A couple weeks ago, I invited some of my deaf actors and ASL spectators to view the rough edits. I've received great feedback. I was pleased with the outcome. Their feedback also gave me ideas to improve the editing of the film.
STEP-BY-STEP PROCEDURE TO GET THIS FILM DONE
The next step we will do is create visual effects. Once that job is done, then will insert all visual effects in with the edits. Then, if I am happy with the entire movie, I will lock it.
Then. . .
1: Hire a sound design team to breathe lively sound effects for the film.
Sound design most commonly involves the manipulation of previously composed or recorded audio, such as sound effects and dialogue. In some instances it may also involve the composition or manipulation of audio to create a desired effect or mood.
2: Color grading/Correct - Hire a colorist to work magic on the film.
Color grading is the process of altering and enhancing the color of a motion picture, video image, or still image either electronically, photo-chemically or digitally. The photo-chemical process is also referred to as color timing and is typically performed at a photographic laboratory. Modern color correction, whether for theatrical film, video distribution, or print is generally done digitally in a color suite. It's usually a collaboration with the director of photography, director and producer.
3: Hire a music composer.
A film score (also sometimes called film music, background music, or incidental music) is original music written specifically to accompany a film. The score forms part of the film's soundtrack, which also usually includes dialogue and sound effects, and comprises a number of orchestral, instrumental or choral pieces called cues which are timed to begin and end at specific points during the film in order to enhance the dramatic narrative and the emotional impact of the scene in question. Scores are written by one or more composers, under the guidance of, or in collaboration with, the film's director and/or producer, and are then usually performed by an ensemble of musicians – most often comprising an orchestra or band, instrumental soloists, and choir or vocalists – and recorded by a sound engineer.

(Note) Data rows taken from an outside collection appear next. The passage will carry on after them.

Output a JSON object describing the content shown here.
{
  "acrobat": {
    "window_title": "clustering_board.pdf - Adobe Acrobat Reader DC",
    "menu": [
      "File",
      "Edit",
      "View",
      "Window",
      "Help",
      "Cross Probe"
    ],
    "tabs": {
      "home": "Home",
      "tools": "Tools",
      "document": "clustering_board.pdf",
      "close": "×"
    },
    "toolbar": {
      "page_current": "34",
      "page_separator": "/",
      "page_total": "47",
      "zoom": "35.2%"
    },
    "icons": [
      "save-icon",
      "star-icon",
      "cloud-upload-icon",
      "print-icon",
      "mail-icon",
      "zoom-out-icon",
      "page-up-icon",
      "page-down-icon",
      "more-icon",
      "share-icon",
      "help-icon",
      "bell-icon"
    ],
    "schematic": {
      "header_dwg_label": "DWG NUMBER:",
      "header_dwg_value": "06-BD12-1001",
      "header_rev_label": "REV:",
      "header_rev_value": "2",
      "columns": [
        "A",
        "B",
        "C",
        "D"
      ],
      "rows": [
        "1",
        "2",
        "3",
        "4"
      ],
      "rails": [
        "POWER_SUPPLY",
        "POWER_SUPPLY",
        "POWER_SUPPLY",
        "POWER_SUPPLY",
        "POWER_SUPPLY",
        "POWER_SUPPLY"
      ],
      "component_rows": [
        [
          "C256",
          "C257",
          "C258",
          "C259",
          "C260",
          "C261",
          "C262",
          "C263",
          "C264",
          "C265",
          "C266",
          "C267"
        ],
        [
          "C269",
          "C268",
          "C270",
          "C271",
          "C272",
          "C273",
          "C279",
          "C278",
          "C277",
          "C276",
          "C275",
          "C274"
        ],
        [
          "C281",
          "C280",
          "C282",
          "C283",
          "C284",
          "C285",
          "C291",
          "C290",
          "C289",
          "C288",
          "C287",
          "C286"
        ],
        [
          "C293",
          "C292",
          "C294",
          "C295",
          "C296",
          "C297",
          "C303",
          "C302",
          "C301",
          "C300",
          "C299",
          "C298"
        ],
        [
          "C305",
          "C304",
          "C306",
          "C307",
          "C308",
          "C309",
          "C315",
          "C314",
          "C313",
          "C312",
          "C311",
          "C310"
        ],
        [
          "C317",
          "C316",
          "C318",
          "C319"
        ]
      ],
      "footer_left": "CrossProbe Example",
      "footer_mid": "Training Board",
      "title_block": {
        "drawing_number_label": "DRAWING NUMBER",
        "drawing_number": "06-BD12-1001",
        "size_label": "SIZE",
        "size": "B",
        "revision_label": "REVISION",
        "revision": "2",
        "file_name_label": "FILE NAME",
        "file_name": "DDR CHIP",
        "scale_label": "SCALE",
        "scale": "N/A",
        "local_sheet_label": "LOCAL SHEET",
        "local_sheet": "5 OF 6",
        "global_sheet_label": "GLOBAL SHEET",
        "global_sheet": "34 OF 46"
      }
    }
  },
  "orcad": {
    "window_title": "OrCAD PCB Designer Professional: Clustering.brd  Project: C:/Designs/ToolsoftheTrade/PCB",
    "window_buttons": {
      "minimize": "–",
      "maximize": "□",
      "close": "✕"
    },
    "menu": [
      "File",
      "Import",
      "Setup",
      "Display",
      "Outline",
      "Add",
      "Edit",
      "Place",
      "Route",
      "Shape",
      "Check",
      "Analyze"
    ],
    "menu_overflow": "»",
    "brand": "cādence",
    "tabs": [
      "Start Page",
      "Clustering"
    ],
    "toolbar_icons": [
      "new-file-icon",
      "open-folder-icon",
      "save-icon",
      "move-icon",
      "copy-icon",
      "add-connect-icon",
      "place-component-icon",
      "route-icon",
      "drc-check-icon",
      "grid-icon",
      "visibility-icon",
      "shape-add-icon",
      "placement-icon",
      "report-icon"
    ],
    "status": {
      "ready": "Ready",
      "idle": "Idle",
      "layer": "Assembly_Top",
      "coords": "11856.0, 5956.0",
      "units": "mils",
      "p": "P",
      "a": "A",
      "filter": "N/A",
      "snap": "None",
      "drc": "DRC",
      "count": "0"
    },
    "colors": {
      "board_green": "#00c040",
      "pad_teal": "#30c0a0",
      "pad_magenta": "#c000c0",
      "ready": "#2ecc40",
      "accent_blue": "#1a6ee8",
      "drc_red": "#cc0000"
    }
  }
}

4: Opening and Closing Credits
Lastly, I have to create the open and closing credits. Oh, God... I have SO MANY people to list, so many associate producers. This is going to be a longass scrolling credits. I imagine it will be about 5 minutes run. I will make sure the composer create music for the opening and closing credits.
So people, this process is long and tedious. In fact, some of the creative team will be contracted on defer pay. It's not easy finding the ones who are willing to accept it. We're still under our postproduction budget. However, we will make it work!!!! You cannot rush the creative process that's why we have moved the sneak peek premiere in the fall. We will be working throughout the summer.
I will see you all at the red-carpet! I will update again where we are later summer. Please follow us on Facebook. It's the only way!
In the first picture:
Watching their reactions while they watch my work-in-progress creation is the most important feeling for a #screenwriter. Jubil and Christina are not seen in the picture.
In second picture is Robert Hura, a special effects artist whom I met at Sundance Film Festival this year.
As seen in the picture, I'm conversing with Robert Hura, a special effect artist for the film, "The Beast of the Southern Wild." This film was nominated for four Oscars and several accolades. I was describing special effect shots I need done for The Shattered Mind. The basic editing for the film is done. Since I'm new in the VFX department, Robert suggested that I take screen shots of the work I need done so he can analyze them and read the script before taking on the job. MY GUT TELLS ME, HE'S GOING TO DO IT. HE'S CURRENTLY ATTENDING CANNES FILM FESTIVAL. LUCKY GUY!